The chain thus drives the sprocket 40 which, in turn, rotates the socket drive. This continues as long as the torque resistance of the bolt is acceptable. The push rod can be used until excessive resistance is encountered. Assuming that excessive resistance is encountered unexpectedly and the user cannot overcome the resistance, he simply abandons the push rod and reverts to operation of the equipment through the handle. In other words, the handle 12 is again rotated to overpower the resistant torque. When the bolt is finally loosened, it can be removed, and the apparatus is free to be used again.
The device operates to thread or unthread a bolt. This is achieved by simply flipping the device over, utilizing the socket on the opposite end of the shaft and operating as described before. It will be observed that inverting the drive mechanism is fairly easy. Indeed, it requires only that the equipment be turned over.

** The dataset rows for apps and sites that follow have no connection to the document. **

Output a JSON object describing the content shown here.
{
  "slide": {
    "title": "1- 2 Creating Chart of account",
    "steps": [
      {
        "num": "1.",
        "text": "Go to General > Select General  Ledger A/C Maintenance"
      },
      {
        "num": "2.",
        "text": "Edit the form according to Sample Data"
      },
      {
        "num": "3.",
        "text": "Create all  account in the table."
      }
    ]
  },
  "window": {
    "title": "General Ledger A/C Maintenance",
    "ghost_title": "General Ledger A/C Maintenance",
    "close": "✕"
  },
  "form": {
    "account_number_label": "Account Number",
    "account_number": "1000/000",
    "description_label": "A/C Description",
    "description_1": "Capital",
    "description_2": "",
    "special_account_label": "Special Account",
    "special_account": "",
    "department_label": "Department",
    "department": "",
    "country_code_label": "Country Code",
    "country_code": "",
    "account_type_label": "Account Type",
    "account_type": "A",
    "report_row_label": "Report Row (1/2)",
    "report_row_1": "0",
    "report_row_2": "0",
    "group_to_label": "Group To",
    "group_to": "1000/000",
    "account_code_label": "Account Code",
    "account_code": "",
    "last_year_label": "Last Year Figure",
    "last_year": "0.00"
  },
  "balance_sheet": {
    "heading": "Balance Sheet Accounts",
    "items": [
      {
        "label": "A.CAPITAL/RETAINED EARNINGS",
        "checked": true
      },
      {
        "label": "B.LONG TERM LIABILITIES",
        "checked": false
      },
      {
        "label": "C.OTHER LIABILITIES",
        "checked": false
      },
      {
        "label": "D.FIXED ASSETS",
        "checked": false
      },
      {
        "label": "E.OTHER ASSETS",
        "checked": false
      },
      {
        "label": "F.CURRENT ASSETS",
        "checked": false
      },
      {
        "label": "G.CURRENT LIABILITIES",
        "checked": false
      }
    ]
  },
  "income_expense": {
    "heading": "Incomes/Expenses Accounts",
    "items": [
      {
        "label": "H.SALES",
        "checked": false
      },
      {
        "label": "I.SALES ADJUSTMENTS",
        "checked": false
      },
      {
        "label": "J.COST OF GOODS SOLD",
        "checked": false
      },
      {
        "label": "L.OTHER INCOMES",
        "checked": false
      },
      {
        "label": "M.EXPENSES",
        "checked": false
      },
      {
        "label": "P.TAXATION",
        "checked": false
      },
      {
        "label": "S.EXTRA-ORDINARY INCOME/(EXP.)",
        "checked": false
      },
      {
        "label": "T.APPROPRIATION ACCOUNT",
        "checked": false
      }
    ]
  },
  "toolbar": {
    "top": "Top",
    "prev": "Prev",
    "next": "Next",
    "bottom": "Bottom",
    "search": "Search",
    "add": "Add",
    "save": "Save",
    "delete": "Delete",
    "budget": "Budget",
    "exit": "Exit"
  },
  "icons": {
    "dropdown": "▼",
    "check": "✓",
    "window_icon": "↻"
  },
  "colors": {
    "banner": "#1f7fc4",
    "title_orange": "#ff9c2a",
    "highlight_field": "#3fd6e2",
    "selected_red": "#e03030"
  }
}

Attention is directed to FIGS. 4 and 5, jointly, where an alternate form of equipment is shown. There, the sprocket 60 is integrally formed with a hollow sleeve 61. The sleeve, itself, functions as a socket, it being constructed with a six-sided internal cavity at 62. The cavity 62 can easily extend all the way through the equipment which is particularly useful in fabricating a spark plug wrench. While this is limited purpose equipment, spark plugs are quite often very difficult to reach and difficult to break free. Once they break free, they can be unthreaded quite rapidly. To this end, the socket 61 is shaped to some dimension and is preferably provided with a six-sided cavity. Needless to say, nuts and bolts are known which have different dimensions and different profiles as, for example, four, six and eight-sided shapes. The socket can obviously be made to accommodate variations in scale and profile.
Strength of the present invention depends in large part on the torque which is to be applied to it. As the torqur maximum increases, heavier duty equipment must be used. To this end, the chain 27 can be increased in size. As it is increased in size, all of the equipment increases proportionately. This is no particular drawback; indeed, a larger and longer handle is ordinarily required to unthread larger bolts. Accordingly, the handle length is preferably increased as the torque levels increase. This reduces the strain on the mechanic who uses the device.
While the foregoing is directed to the preferred embodiment, the scope is determined by the claims which follow.